Jared C. Tilton | Getty Images

Happy? Hardly, but Kevin Harvick keeps his edge vs. long list of rivals

There are plenty of layers to peel back with Kevin Harvick’s “Happy” nickname. His other handle, “The Closer,” is straightforward, given his tendency to finish strong. Other proposed monikers — “The Cactus King” and “El Toro” — were thankfully short-lived whims.

“Happy” has had a longer run, but the alliterative nickname’s origin story is blurred — a label from his short-tracking days early in his career perhaps, or a nod to the bright, smiley-face pit sign he’s had for the bulk of his NASCAR Cup Series tenure. Harvick’s personal website offers this explanation: “Along the way, he gained a reputation for being aggressive on the track, but off the track his affable attitude and ever-present smile earned him the nickname ‘Happy.’ ”

RELATED: Elliott, Harvick square off | Video: No. 4’s in-car feed

The other interpretation leans hard on sarcasm, much in the way that former driver DeWayne Louis Lund — a giant who tipped in at 6-foot-5 and 270 pounds — always went by “Tiny.”

Harvick’s list of not-happy-at-all-with-you moments added another chapter Saturday night in a late-race and post-race clash at Bristol Motor Speedway with defending Cup Series champ Chase Elliott, who was on the other end of a steely scowl instead of the aforementioned ever-present smile. The longtime driver of Stewart-Haas Racing’s No. 4 Ford selected the most fitting entrance song for Bristol’s special style of driver introductions. The vibe from “I Won’t Back Down” by Tom Petty carried through all 500 laps — indicative both of his desire to win in a season where victories have been hard to come by, and his unyielding stance in the post-race skirmish.

Whether their at-times heated discussion set the rules of engagement for the two title contenders the rest of the way, seven races remain on the 2021 schedule to tell that tale. But what Saturday night did, in effect, was re-establish Harvick’s reputation as a driver not to be crossed.

Chris Trotman | Getty Images
Chris Trotman | Getty Images

The archive of Harvick vs. fill-in-the-blank is the stuff that’s launched YouTube compilations. Versus Greg Biffle, by the scruff of his driver’s suit at Bristol in 2002. Versus Ricky Rudd at Richmond in 2003, telling one of the grittiest cusses to ever wheel a stock car, “If he’s gonna take a cheap shot, he’s gonna get one back, I promise you that.” Versus Juan Pablo Montoya with on-track shoves after a Turn 1 shunt at Watkins Glen in 2007. Versus Joey Logano (Pocono 2010), vs. Kyle Busch (Darlington 2011), vs. Ty Dillon (Martinsville 2013), vs. Jimmie Johnson (Chicagoland 2015). That’s skipping a few, even, but you get the idea.

Having a list of rivals as long as your arm isn’t necessarily a negative.

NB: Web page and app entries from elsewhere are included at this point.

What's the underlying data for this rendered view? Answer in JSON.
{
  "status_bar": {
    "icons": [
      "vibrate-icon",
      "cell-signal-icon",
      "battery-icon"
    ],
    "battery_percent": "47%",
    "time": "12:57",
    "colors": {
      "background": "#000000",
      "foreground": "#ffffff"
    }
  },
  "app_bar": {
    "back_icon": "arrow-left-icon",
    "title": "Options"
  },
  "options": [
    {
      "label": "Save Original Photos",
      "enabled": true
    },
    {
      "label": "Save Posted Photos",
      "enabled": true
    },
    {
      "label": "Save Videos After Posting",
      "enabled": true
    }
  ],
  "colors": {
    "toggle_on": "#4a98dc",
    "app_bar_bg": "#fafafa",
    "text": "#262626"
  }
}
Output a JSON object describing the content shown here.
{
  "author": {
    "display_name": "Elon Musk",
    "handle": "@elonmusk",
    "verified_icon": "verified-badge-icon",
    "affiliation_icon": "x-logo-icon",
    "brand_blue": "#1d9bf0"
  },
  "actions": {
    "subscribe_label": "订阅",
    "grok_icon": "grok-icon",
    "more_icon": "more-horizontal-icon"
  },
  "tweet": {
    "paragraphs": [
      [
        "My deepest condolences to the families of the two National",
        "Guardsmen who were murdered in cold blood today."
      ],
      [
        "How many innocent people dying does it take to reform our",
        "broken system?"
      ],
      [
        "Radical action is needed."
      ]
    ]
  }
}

As Jenna Fryer of the Associated Press pointed out in an astute series of tweets in the Saturday night aftermath, Harvick has largely come out ahead (or at least broken even) in those confrontations. Each one has reinforced the same notion, that maybe it’s best not to test out the snake to see if it’s venomous.

For the bulk of his career, Harvick has run neck and neck with the rambunctious Tony Stewart as the Cup Series’ most prolific needler and winner of head games. Since Stewart — now Harvick’s car owner — retired from the driving side of his NASCAR career in 2016, the cheese now stands alone.

Elliott moved from the on-deck circle into Harvick’s batter’s box at Bristol, capping off a weekend of short-track sparks in an electric playoff atmosphere. Still in the early stages of his career, Elliott has his own short but prominent versus list, having matched wits with Denny Hamlin, Joey Logano and Kyle Busch as recent Cup Series foes.

Saturday night, Elliott suggested he had reached a tipping point after an on-track scrape near the end left him fighting a flat tire, knocking him from victory contention. After their pit-road face-off, he said Harvick’s veteran status meant little: “I don’t care who he is or how long he’s been doing it. I’m going to stand up for myself and my team and we’ll go on down the road.”

Shades of Tom Petty’s anthem all over again, and the balance of the season provides a looming test for which driver will truly be happy in the end.

History suggests there’s no way Harvick buckles. Elliott has taken his own defiant stand. Seven races left to watch it play out.